Usually the arts and the world of sports don't share too much in common. The archetype of the jock and the artistic outcast has been perpetuated enough for us all to know the drill, but in the case of Dario Escobar, the two opposing forces never seemed so complimentary. Escobar is know for his immersive installations that insert athletic objects into the gallery with a pop art sensibility. But even beyond the conversation of art-meets-sports, the Guatemala-based Escobar has come to represent one of the key players in the South American modern art scene.
In Latin America, it is hard to avoid the distinction of being controversial or politically-charged as Escobar found out when he embroidered underpants with the national symbol of Guatemala in 24-karat gold, but Escobar aims to circumvent that reputation whenever possible. Escobar spoke to LatinArt of the notion that Latin American art is inherently political in nature, saying, "Analyzing Latin American art is complex because it's a baptism, with a name that defines it, a space which is assigned to it and a territory in which it should circulate in order to enter spheres of power."
Escobar's desire to move past the political discussion does not signify that his work is without meaning. His installations speak to a larger hybridity, unspecific to any place or people. His series of gnarled skateboards speak to the creative energy of all objects, it just so happens that Escobar is able to convey this power clearly where the rest of us may struggle to see the potential. While many have utilized the skateboard within a gallery setting, the specific angles and joints of Escobar's version add more to his personal language than a grand tradition. Check out a slideshow of his pop athletics below.
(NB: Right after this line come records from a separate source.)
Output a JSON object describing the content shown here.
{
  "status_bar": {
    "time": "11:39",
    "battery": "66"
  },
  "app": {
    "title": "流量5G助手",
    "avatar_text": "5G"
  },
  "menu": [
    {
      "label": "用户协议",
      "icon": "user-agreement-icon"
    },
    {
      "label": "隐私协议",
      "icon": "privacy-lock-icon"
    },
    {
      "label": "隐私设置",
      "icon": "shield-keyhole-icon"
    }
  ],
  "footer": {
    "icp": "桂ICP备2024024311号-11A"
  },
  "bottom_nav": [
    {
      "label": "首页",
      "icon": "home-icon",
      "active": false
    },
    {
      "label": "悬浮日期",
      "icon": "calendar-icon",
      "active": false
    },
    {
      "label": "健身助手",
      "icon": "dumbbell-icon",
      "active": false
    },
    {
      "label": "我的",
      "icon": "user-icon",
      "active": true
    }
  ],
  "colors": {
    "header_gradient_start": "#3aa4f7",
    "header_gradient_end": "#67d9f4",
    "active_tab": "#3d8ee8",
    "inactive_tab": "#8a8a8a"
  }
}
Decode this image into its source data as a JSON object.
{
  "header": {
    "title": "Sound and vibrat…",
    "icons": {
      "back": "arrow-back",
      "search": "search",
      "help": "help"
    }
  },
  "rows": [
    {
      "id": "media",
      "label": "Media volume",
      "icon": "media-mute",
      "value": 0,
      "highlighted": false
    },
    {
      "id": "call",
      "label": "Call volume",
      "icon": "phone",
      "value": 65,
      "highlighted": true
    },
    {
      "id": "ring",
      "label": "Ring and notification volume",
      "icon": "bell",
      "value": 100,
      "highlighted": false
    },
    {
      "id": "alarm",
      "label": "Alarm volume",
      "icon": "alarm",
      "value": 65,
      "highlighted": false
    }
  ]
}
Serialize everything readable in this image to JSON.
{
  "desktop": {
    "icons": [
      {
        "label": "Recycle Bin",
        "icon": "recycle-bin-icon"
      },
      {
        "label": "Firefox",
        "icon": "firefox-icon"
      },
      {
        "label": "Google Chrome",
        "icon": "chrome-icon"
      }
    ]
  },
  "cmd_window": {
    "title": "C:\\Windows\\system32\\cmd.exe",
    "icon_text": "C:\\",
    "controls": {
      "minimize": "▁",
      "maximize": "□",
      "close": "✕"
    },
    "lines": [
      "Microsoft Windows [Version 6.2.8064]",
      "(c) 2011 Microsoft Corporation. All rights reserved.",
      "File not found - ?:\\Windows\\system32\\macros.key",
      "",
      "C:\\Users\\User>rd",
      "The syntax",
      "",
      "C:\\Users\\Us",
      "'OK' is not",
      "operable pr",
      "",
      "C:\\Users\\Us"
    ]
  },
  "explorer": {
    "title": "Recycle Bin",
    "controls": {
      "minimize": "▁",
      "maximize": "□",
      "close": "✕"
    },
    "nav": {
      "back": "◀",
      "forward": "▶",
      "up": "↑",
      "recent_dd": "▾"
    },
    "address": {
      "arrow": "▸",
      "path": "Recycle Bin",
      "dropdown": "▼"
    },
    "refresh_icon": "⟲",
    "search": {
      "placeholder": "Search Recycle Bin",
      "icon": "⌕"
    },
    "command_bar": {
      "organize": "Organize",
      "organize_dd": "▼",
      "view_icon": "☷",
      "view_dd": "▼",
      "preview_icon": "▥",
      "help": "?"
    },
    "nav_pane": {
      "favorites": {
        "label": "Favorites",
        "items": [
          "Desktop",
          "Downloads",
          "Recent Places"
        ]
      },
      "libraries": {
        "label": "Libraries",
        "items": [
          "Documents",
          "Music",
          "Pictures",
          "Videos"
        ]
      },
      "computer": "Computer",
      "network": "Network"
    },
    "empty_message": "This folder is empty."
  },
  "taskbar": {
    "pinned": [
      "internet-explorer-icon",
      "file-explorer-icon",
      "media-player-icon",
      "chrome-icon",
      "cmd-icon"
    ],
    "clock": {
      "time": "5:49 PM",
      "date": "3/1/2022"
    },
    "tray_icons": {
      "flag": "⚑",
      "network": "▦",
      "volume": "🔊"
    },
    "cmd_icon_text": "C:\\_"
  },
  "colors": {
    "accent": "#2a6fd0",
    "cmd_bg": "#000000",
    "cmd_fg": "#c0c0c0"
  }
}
Dario Escobar is represented by Josée Bienvenu Gallery in New York